_Directions_. Your answer should be one number, namely how many lines in the listing below include the word "title".

[[ Dataset records, beginning ]]

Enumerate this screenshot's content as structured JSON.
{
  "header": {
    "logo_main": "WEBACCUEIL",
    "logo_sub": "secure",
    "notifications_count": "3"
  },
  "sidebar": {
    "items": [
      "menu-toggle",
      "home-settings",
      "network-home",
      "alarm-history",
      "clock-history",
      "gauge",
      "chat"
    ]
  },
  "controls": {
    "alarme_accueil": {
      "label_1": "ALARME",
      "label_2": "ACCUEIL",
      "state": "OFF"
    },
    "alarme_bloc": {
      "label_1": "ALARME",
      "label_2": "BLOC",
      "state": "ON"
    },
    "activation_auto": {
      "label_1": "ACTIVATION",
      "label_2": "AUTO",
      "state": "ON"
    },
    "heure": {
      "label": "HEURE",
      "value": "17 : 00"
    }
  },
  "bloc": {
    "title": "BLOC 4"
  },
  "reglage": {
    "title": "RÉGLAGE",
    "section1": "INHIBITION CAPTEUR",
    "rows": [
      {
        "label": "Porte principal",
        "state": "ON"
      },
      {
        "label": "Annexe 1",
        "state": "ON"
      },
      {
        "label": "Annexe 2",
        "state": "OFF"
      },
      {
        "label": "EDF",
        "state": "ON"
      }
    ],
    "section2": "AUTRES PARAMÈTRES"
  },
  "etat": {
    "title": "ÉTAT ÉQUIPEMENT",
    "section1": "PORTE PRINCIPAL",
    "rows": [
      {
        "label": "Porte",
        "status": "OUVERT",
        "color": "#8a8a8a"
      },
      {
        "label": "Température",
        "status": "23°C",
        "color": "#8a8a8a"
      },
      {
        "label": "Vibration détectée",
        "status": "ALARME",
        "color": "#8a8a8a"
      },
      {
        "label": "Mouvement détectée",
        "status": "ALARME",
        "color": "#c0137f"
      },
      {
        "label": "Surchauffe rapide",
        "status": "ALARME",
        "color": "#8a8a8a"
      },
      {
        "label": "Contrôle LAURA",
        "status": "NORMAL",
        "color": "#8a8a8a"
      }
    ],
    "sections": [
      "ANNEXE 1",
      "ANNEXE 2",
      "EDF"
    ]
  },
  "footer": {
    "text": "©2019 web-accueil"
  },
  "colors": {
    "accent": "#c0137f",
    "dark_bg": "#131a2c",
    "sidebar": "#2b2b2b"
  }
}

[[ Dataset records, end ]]

_Result_. 3